36 Keys? Interesting name and the music even more so. Politically motivated, the rocky reggae/ska band with a little bit of folk fused in on the side gave me quite a shock when, instead of a Jamaican genius rubbing in how good weather, food and music is over there, the funky intro was succeeded by a very British vocalist putting his political views on the table and discussing socialism, materialism, slavery and questioning the very way the Western World thinks. But I liked it nonetheless.
Firstly, the music they make is of such great quality; a couple of listens and their acoustic soulfulness really touches a chord somewhere deep inside of you and makes you pay attention for sure. Yes, they're quite quirky and unique which sometimes means that that their music can turn you off completely - that's the brilliant thing about subjectivity - and I know I've felt the same way about several of these "unique" bands but the fact of the matter is that I reckon 36 Keys are going to tickle your musical tastebuds and, unlike the more generic Ash Lane who were a Must Go And See These Guys Live Band, I know a lot of people, including myself, will be researching into them pretty, pretty deeply.

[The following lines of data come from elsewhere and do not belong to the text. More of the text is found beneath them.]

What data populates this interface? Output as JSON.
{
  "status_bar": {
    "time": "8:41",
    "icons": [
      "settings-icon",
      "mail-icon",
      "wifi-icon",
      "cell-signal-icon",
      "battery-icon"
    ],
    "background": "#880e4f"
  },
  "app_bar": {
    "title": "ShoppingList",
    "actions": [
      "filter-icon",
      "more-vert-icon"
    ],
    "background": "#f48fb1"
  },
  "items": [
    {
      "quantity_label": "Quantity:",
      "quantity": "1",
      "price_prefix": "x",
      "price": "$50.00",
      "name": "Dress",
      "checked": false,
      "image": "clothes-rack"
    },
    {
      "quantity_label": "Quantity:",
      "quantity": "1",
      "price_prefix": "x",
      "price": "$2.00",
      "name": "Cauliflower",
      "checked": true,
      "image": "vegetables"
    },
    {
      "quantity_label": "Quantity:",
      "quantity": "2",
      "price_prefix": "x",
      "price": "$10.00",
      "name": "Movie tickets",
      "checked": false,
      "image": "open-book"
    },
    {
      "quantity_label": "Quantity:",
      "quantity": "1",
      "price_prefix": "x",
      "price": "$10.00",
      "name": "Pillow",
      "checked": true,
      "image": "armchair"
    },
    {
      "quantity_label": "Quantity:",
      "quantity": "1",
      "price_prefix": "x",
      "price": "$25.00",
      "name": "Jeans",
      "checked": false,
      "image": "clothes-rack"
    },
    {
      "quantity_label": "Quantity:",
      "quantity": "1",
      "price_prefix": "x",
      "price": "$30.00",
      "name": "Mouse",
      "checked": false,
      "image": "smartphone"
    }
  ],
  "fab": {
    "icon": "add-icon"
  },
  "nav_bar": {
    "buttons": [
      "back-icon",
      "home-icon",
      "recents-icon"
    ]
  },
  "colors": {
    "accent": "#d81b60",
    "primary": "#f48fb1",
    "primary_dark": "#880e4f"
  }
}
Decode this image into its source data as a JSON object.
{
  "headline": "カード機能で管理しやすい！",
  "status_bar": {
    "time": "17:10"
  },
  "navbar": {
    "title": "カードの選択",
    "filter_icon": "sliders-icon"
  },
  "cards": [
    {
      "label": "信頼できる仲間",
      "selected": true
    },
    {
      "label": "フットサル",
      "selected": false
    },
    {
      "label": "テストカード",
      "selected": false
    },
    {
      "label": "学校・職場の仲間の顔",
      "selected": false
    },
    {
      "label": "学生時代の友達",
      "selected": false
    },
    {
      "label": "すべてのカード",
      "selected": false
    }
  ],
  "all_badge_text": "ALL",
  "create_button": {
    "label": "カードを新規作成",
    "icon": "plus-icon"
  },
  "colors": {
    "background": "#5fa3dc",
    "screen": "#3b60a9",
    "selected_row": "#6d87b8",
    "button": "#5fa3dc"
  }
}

You might feel differently.
Also they raise topics and issues that a lot of people tend to shy away from in their music. Believe me, they're no George Orwell but being able to openly talk about the mistreatment and ongoing separation of the Third World, the commercial exploitation from retailers and the quantity of information withheld by the government is brave at the very least. Show your support now by buying ordering one of their customised t-shirts or hoodies on the Facebook page.
You see, 36 Keys are a very personal band and I apologise if you think this review has been a bit too "I" and "me" but this is the sort of music that you might connect with immediately as one of the best songs you've ever heard or find you hate the band and everything they stand for. The former would be preferred, though.